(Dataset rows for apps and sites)
+===+

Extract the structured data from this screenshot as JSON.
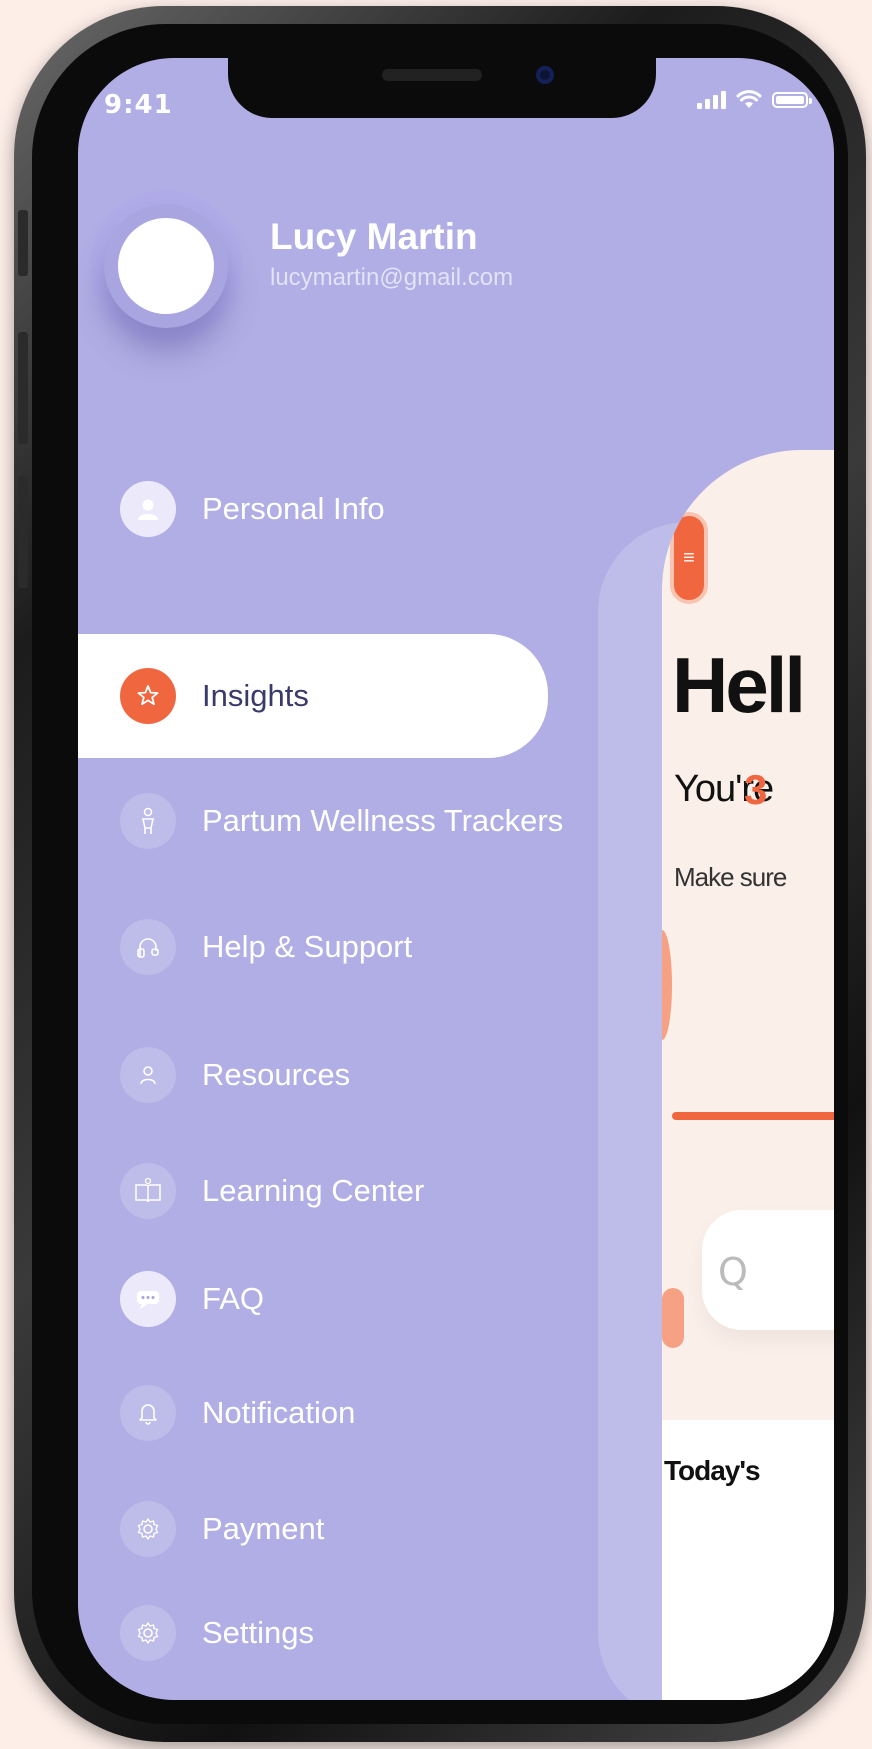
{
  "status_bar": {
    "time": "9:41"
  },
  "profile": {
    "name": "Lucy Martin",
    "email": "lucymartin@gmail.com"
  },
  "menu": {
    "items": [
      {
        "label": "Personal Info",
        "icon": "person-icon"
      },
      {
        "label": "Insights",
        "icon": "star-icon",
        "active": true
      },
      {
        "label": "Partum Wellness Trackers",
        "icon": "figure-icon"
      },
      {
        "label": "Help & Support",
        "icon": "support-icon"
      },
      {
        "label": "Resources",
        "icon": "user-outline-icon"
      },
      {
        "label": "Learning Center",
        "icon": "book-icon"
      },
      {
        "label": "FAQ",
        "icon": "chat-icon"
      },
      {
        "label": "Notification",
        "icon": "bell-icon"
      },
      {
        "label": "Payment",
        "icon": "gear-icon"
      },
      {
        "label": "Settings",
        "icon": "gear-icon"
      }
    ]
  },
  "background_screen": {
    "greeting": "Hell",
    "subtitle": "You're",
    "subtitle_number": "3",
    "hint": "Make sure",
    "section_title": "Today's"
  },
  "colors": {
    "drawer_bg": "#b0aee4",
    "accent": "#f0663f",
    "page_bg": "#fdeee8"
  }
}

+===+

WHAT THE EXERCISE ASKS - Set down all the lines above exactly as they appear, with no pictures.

TASK OUTPUT -
Extract the structured data from this screenshot as JSON.
{
  "status_bar": {
    "time": "9:41"
  },
  "profile": {
    "name": "Lucy Martin",
    "email": "lucymartin@gmail.com"
  },
  "menu": {
    "items": [
      {
        "label": "Personal Info",
        "icon": "person-icon"
      },
      {
        "label": "Insights",
        "icon": "star-icon",
        "active": true
      },
      {
        "label": "Partum Wellness Trackers",
        "icon": "figure-icon"
      },
      {
        "label": "Help & Support",
        "icon": "support-icon"
      },
      {
        "label": "Resources",
        "icon": "user-outline-icon"
      },
      {
        "label": "Learning Center",
        "icon": "book-icon"
      },
      {
        "label": "FAQ",
        "icon": "chat-icon"
      },
      {
        "label": "Notification",
        "icon": "bell-icon"
      },
      {
        "label": "Payment",
        "icon": "gear-icon"
      },
      {
        "label": "Settings",
        "icon": "gear-icon"
      }
    ]
  },
  "background_screen": {
    "greeting": "Hell",
    "subtitle": "You're",
    "subtitle_number": "3",
    "hint": "Make sure",
    "section_title": "Today's"
  },
  "colors": {
    "drawer_bg": "#b0aee4",
    "accent": "#f0663f",
    "page_bg": "#fdeee8"
  }
}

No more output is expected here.